[Dataset items]

• • • •

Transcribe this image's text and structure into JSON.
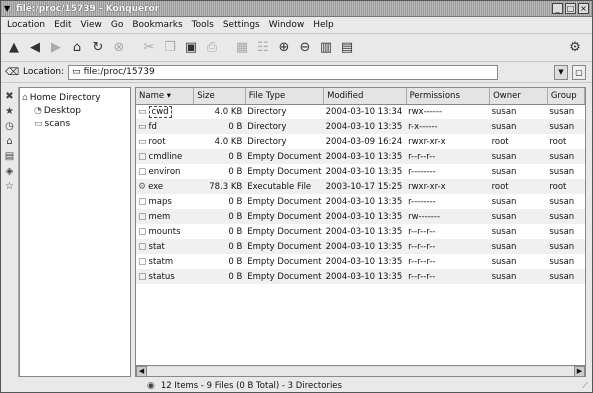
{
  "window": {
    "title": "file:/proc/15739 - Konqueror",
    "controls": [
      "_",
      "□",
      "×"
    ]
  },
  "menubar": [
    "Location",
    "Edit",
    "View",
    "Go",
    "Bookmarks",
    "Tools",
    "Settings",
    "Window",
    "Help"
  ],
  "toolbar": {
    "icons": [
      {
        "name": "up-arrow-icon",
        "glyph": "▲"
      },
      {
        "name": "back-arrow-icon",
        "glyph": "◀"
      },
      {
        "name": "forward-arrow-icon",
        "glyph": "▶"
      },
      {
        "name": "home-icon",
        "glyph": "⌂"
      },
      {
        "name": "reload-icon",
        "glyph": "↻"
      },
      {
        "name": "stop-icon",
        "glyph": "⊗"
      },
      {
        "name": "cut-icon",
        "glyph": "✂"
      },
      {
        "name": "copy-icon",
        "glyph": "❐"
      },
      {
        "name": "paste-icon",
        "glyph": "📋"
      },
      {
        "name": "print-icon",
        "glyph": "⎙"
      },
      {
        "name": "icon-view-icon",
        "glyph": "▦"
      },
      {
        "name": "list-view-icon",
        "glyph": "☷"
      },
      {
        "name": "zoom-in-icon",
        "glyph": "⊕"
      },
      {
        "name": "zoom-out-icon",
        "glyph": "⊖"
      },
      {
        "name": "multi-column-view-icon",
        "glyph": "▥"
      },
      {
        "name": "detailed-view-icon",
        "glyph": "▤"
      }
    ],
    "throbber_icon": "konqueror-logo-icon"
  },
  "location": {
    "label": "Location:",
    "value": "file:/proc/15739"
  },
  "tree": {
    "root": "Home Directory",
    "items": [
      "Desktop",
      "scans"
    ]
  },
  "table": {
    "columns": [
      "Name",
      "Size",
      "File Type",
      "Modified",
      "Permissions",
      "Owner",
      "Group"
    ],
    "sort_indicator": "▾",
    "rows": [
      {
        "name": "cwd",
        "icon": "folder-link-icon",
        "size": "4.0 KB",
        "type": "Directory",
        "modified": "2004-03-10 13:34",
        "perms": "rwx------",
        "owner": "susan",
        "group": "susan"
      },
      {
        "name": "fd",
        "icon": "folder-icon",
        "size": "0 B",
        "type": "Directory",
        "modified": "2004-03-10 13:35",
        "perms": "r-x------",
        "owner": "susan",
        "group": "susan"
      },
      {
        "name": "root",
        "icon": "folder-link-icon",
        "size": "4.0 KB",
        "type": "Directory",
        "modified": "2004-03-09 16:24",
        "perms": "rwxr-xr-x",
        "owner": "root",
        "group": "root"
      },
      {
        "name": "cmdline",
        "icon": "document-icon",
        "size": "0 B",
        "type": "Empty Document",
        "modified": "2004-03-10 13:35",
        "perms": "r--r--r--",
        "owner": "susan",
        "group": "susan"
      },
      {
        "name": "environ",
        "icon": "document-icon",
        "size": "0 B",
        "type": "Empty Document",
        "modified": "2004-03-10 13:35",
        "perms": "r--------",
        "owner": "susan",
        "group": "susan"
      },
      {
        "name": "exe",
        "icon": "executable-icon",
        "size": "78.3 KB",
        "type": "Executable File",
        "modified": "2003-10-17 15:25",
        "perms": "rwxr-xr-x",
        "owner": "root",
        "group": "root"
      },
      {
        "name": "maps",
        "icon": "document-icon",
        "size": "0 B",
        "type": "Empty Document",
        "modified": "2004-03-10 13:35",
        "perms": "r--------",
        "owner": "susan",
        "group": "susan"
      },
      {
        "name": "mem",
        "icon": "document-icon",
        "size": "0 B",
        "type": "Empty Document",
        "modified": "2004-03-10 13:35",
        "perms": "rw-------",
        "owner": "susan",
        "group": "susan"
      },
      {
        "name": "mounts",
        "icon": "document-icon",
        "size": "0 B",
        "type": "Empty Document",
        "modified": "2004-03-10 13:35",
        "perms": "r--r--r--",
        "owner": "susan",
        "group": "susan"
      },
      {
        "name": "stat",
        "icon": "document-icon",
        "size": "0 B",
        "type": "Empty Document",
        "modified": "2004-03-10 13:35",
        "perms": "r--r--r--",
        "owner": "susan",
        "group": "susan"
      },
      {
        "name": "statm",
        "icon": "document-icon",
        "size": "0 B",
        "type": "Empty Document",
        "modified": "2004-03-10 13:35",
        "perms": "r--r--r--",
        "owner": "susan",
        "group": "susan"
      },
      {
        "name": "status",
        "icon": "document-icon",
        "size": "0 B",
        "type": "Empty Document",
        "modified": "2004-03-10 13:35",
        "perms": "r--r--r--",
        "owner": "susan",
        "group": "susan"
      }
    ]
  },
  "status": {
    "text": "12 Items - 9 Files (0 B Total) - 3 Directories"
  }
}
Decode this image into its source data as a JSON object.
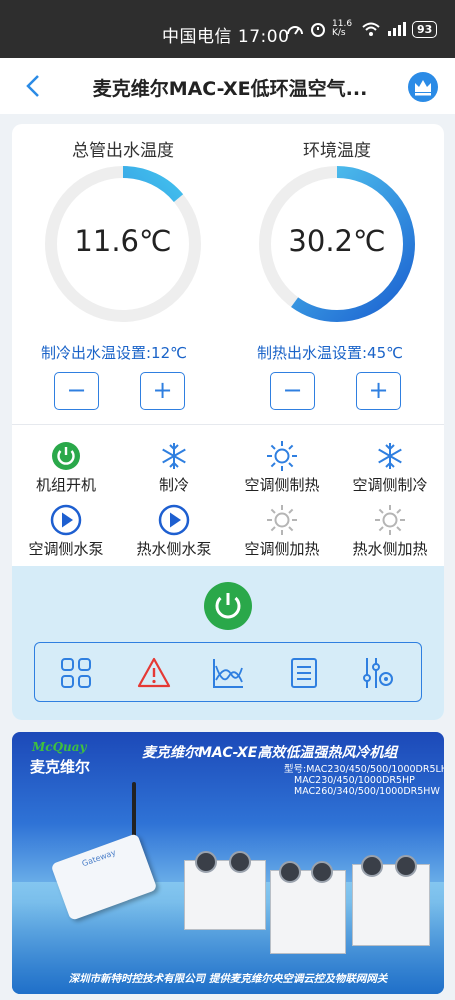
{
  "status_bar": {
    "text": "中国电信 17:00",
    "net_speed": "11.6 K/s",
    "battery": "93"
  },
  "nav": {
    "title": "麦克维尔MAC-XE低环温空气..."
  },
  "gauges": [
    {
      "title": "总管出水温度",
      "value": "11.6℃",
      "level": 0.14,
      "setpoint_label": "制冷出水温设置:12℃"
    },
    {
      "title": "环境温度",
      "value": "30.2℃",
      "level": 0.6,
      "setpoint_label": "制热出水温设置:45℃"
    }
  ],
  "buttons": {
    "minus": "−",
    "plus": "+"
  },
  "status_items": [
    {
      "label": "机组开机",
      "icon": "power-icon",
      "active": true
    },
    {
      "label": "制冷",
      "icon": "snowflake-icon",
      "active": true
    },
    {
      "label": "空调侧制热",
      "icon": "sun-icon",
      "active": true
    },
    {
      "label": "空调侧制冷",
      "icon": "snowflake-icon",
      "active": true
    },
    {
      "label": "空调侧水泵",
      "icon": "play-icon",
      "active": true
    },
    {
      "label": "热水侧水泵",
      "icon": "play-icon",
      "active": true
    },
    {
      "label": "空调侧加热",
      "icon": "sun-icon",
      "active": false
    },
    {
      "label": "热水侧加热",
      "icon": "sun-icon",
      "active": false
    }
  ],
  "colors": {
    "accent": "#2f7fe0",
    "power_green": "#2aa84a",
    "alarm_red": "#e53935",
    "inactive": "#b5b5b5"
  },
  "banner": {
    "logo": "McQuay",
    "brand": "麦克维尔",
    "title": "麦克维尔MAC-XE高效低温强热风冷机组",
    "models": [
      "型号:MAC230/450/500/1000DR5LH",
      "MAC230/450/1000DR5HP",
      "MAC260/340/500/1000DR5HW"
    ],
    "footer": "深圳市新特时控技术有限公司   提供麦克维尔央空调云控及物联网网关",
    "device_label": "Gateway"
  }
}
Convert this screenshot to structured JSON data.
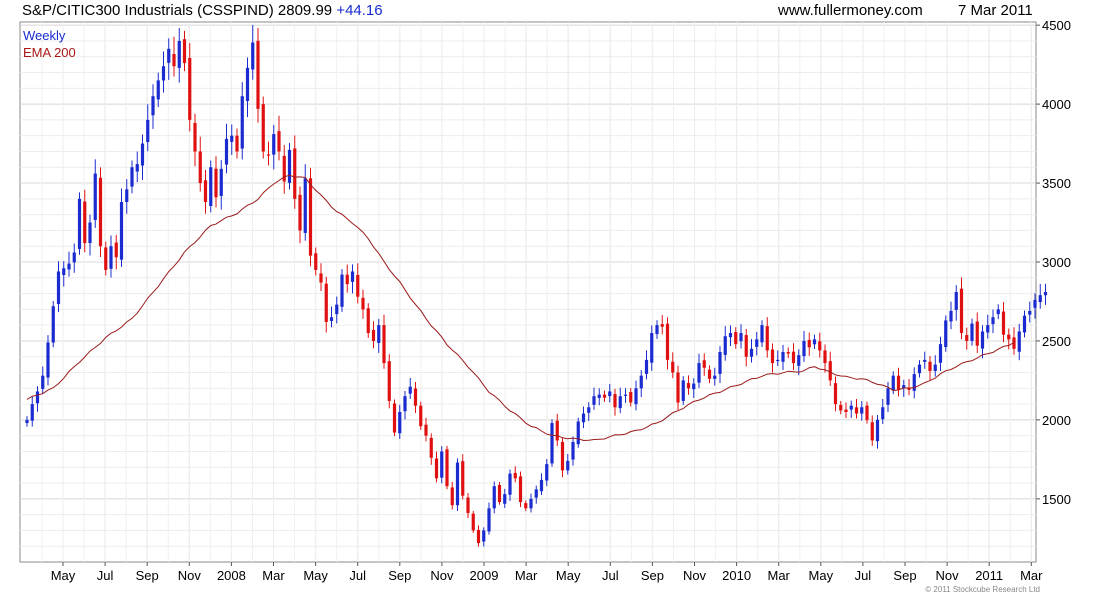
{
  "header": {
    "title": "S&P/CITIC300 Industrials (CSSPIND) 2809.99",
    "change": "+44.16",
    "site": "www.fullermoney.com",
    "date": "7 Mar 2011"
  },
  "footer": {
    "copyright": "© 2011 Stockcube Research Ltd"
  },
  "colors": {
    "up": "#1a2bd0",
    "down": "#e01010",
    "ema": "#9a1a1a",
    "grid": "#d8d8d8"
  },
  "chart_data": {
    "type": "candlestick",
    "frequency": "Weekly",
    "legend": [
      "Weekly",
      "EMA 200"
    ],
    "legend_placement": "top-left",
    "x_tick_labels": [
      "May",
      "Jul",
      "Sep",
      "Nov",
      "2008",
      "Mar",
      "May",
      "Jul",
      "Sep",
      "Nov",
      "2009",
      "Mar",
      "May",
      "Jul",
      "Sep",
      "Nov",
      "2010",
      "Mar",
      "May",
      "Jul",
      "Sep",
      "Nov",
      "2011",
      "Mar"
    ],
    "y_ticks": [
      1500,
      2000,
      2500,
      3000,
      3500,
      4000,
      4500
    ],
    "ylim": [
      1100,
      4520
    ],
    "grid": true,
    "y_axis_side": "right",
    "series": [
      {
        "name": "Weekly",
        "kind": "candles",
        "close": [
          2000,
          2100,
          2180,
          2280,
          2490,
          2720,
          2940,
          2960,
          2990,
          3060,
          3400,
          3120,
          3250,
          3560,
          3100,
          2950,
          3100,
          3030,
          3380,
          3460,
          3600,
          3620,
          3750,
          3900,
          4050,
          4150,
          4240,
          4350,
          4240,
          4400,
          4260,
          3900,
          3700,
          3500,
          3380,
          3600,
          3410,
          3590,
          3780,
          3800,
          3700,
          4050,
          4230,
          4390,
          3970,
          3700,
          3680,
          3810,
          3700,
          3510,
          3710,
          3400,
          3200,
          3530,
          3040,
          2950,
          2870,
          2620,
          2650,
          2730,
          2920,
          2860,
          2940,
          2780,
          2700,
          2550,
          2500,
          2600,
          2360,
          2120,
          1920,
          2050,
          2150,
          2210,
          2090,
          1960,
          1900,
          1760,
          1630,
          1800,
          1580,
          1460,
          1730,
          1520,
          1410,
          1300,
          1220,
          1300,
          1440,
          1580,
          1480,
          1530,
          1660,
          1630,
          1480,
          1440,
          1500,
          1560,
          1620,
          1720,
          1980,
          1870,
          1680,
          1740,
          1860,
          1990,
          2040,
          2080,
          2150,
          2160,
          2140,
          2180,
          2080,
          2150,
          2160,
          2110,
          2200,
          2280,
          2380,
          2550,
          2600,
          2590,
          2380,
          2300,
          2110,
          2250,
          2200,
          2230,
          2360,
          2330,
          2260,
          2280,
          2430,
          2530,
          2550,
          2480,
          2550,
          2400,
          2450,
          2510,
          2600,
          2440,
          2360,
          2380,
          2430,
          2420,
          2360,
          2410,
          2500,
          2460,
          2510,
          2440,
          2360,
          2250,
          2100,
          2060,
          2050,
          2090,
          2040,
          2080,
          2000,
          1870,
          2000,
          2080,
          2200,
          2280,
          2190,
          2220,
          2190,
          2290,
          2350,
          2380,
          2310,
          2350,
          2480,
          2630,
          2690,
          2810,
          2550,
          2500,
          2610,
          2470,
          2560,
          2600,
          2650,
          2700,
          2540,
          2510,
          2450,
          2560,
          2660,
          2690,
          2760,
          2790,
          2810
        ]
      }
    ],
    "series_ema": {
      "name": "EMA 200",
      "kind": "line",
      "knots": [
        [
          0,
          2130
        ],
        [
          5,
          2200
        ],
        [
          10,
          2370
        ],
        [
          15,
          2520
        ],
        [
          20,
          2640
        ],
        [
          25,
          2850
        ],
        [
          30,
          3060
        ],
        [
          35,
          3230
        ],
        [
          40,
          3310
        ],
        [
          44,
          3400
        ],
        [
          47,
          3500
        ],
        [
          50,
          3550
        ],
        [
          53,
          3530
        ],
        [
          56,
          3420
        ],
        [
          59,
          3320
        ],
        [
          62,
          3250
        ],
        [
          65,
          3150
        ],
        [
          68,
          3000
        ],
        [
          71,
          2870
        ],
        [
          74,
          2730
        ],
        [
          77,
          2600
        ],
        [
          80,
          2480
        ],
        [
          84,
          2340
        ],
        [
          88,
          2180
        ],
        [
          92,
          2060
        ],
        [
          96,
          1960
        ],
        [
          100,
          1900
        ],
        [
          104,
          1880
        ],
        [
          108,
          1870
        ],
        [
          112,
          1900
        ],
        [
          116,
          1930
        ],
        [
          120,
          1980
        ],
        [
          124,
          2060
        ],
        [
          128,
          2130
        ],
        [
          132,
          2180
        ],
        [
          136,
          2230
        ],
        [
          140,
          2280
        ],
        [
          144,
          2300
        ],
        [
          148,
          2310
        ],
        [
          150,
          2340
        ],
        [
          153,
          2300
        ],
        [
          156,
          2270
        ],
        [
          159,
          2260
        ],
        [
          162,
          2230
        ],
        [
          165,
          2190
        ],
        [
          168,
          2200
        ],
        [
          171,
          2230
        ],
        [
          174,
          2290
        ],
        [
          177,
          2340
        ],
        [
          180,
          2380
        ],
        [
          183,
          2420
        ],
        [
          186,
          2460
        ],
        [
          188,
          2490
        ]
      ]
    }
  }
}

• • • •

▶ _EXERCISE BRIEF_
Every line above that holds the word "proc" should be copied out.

▶ _THE COMPLETED TASK_
    "title": "file:/proc/15739 - Konqueror",
    "value": "file:/proc/15739"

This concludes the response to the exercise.